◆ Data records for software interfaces
>>>

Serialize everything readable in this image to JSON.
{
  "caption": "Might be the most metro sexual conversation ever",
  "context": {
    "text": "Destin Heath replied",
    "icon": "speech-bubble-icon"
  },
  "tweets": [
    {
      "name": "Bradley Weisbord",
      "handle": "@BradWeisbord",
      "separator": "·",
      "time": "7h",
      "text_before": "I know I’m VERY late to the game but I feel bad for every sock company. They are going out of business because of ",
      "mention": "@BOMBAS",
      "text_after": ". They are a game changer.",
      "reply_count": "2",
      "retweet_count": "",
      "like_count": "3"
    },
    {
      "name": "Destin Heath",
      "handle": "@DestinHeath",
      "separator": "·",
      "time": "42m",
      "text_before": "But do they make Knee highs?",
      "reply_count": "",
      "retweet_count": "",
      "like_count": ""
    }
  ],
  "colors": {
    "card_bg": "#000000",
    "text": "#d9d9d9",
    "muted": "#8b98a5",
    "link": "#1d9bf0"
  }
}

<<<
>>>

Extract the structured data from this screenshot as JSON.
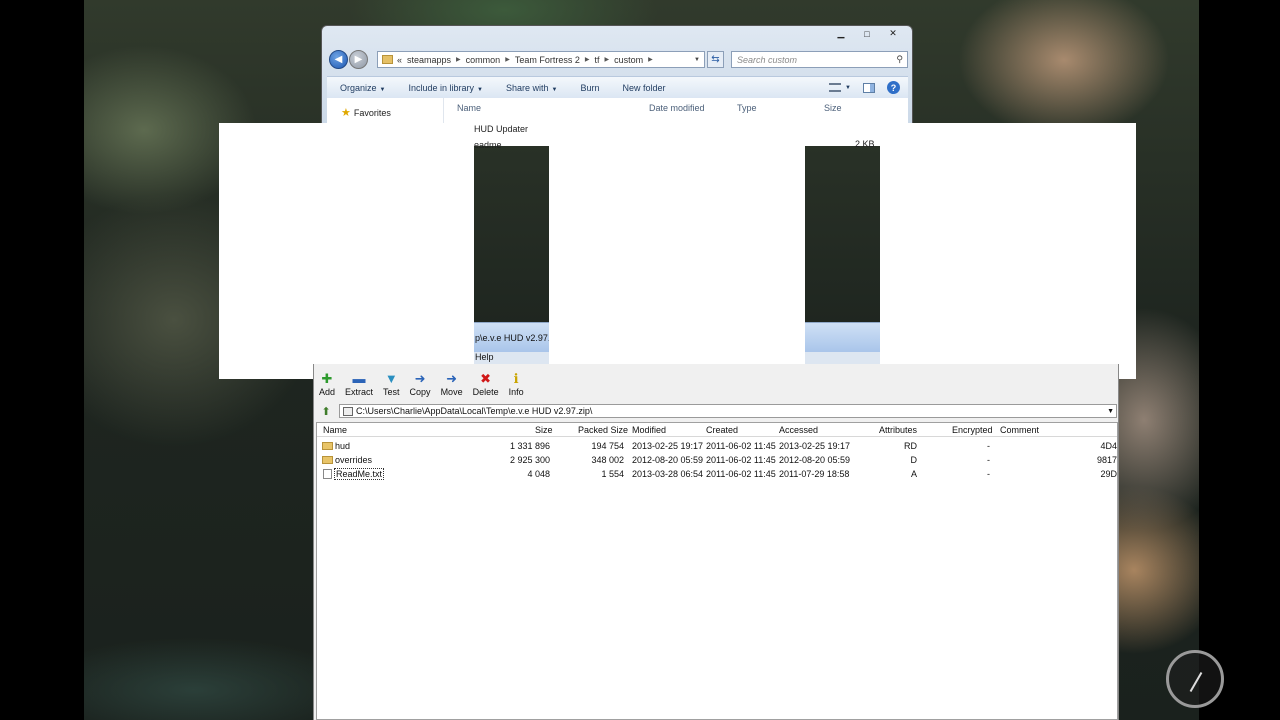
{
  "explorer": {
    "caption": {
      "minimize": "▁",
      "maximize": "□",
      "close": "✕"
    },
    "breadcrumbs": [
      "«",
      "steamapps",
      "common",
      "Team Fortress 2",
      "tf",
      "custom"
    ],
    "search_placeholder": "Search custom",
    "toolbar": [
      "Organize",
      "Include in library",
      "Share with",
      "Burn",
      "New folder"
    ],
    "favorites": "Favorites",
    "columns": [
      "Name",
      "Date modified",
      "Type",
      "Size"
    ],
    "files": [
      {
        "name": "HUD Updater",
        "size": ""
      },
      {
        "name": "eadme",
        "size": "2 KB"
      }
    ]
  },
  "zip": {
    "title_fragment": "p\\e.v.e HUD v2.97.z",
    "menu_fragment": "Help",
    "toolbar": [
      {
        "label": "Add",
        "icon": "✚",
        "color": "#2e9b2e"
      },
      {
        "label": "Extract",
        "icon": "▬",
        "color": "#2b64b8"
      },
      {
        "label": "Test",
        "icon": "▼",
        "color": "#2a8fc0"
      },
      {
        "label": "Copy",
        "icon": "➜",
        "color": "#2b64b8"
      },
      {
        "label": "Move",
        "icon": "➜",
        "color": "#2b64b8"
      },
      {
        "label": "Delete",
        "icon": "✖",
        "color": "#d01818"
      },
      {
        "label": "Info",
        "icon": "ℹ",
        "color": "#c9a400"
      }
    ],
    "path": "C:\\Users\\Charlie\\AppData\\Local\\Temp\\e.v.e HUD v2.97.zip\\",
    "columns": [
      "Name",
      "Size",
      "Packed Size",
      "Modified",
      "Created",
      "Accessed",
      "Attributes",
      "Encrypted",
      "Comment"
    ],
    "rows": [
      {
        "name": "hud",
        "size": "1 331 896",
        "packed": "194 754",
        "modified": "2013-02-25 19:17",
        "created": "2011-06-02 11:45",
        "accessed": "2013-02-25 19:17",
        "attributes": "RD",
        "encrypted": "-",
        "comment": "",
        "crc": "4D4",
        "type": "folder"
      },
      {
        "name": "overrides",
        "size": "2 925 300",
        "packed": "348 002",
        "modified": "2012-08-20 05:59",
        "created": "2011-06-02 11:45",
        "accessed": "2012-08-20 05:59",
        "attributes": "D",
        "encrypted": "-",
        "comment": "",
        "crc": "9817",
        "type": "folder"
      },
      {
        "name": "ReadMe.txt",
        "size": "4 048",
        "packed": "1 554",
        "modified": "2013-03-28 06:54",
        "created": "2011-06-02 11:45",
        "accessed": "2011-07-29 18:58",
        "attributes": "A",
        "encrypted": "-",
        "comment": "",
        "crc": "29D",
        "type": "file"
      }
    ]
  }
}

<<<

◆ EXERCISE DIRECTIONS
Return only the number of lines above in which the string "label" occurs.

◆ EXERCISE ANSWER
7